=== Section Start ===
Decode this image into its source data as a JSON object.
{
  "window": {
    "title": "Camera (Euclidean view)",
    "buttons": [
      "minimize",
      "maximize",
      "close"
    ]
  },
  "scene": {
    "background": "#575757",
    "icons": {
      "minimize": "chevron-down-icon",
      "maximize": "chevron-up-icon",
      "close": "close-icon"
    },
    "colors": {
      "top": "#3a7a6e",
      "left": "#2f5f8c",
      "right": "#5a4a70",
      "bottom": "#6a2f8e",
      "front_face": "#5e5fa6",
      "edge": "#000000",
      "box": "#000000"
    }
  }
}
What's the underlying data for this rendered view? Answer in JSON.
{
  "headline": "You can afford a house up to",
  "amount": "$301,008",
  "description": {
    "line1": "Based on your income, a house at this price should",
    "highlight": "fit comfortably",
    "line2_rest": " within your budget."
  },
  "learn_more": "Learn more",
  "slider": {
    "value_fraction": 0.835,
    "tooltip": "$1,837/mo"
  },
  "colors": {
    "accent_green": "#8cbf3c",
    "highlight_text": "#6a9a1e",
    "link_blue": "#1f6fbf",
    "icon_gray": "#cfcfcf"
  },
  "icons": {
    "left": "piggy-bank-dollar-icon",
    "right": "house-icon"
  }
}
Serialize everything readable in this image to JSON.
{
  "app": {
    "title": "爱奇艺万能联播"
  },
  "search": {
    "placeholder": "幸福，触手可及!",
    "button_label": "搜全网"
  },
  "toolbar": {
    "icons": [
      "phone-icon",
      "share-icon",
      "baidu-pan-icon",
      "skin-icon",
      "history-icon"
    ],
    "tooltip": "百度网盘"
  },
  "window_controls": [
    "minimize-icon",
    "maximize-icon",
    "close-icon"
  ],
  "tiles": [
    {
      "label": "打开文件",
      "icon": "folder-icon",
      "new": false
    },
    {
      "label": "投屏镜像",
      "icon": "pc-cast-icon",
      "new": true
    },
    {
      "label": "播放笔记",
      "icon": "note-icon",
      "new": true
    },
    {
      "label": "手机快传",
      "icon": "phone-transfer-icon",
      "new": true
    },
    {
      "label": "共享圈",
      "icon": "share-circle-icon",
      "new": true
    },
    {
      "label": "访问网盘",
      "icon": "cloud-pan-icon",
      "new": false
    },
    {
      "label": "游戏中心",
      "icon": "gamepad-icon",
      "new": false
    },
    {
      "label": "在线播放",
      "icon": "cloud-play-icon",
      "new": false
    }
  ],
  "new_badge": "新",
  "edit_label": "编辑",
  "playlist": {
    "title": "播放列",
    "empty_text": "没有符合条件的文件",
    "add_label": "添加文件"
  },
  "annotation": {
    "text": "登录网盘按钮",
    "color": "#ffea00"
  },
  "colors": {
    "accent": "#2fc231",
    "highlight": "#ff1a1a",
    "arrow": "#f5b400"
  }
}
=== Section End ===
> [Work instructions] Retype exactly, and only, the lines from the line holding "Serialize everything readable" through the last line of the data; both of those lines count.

> [Result of the task]
Serialize everything readable in this image to JSON.
{
  "app": {
    "title": "爱奇艺万能联播"
  },
  "search": {
    "placeholder": "幸福，触手可及!",
    "button_label": "搜全网"
  },
  "toolbar": {
    "icons": [
      "phone-icon",
      "share-icon",
      "baidu-pan-icon",
      "skin-icon",
      "history-icon"
    ],
    "tooltip": "百度网盘"
  },
  "window_controls": [
    "minimize-icon",
    "maximize-icon",
    "close-icon"
  ],
  "tiles": [
    {
      "label": "打开文件",
      "icon": "folder-icon",
      "new": false
    },
    {
      "label": "投屏镜像",
      "icon": "pc-cast-icon",
      "new": true
    },
    {
      "label": "播放笔记",
      "icon": "note-icon",
      "new": true
    },
    {
      "label": "手机快传",
      "icon": "phone-transfer-icon",
      "new": true
    },
    {
      "label": "共享圈",
      "icon": "share-circle-icon",
      "new": true
    },
    {
      "label": "访问网盘",
      "icon": "cloud-pan-icon",
      "new": false
    },
    {
      "label": "游戏中心",
      "icon": "gamepad-icon",
      "new": false
    },
    {
      "label": "在线播放",
      "icon": "cloud-play-icon",
      "new": false
    }
  ],
  "new_badge": "新",
  "edit_label": "编辑",
  "playlist": {
    "title": "播放列",
    "empty_text": "没有符合条件的文件",
    "add_label": "添加文件"
  },
  "annotation": {
    "text": "登录网盘按钮",
    "color": "#ffea00"
  },
  "colors": {
    "accent": "#2fc231",
    "highlight": "#ff1a1a",
    "arrow": "#f5b400"
  }
}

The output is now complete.